It’s a short drive south to Thoresby Hall and Park, once the principal seat of the duke of Kingston and later the Manvers family. The Elizabethan-style mansion is now run as a hotel, but the extensive grounds are open to the public. We stroll though rolling green parkland dotted with majestic copper beech trees to the lake, where swans nest on islands of weed and large herds of deer are grazing. On our way back we skirt a game of cricket that’s in progress and cross a small bridge into a field of sheep. It’s so quintessentially English that we decide it must be time for tea, so we find a cafe in the clock tower courtyard and order a pot of earl grey.
The next day we head to Rufford Abbey, south of Ollerton. Founded by Cistercian monks in 1147 and converted into a private house by the sixth earl of Shrewsbury in 1536, Rufford is part ruined abbey and part Jacobean country house surrounded by formal gardens and woodland. We venture underneath the abbey to see an exhibition documenting the lives of the monks.

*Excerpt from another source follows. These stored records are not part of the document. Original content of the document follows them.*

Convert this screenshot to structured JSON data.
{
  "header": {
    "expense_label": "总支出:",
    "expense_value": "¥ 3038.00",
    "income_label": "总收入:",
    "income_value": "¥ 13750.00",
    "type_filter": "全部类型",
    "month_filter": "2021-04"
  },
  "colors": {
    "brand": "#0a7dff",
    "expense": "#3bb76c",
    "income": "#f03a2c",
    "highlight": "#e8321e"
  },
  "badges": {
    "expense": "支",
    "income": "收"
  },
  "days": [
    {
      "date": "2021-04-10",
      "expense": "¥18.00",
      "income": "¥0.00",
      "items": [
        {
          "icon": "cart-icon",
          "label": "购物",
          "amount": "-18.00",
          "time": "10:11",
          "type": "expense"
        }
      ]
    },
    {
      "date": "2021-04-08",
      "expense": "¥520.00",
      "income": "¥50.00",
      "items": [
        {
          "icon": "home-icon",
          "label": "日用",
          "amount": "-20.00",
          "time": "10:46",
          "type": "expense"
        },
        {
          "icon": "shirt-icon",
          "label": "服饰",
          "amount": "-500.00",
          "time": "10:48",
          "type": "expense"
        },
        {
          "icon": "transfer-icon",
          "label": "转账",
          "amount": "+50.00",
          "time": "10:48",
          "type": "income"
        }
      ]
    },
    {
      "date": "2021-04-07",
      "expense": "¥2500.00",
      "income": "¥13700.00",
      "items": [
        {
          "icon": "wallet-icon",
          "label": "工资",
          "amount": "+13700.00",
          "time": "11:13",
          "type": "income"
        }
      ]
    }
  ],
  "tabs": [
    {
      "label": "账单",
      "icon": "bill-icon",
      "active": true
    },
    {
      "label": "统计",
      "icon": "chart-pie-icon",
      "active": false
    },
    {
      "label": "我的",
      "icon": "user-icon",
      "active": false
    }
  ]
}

Walking down the well-worn night stairs, you can almost hear the monastic shuffling of steps; a strict and silent order, the monks would rise each day at 2.30am to attend services in the abbey church.
There’s less silence today and more rousing historical re-enactments. Our visit coincides with a Living History Weekend celebrating medieval life from the 12th to 15th centuries. The volunteers representing the Knights Hospitallers look the part, with their pallid, waxen faces peeking out under hooded garments. We don’t arrive in time to see the Battle of Worksop, but we do see a man easing himself into a suit of chain mail and others sharpening their swords or flexing their longbows. Women perched on small wooden stools comb wool and stir cauldrons of pease pottage or delicious smelling mishmishiya, a dish of lamb, apricots and onions flavoured with Crusader spices such as ginger, pepper and cumin.
Worksop Manor, the fifth Dukery situated on the outskirts of the market town of Worksop, was once the principal seat of the duke of Norfolk, but is now in private ownership. So it seems fitting that we should instead visit the home and hiding place of the people’s duke, Robin Hood.
The Major Oak — where Robin is said to have hidden from the sheriff of Nottingham — is a 15-minute walk from the visitor centre at the Sherwood Forest Country Park near the village of Edwinstowe. We pass stands of younger 600-year-old oaks — many of them weathered into weird and wonderful shapes — but nothing quite prepares us for the size of the 800-year-old Major Oak. Weighing an estimated 23 tonnes and with a girth spanning 10m and branches extending more than 28m, this is no ordinary tree — it’s an ancient monument steeped in lore and legend.
The reality is that the tree would have been but a sapling in Robin’s day, but why let that spoil a good story?
Thoresby Hall is now run as a hotel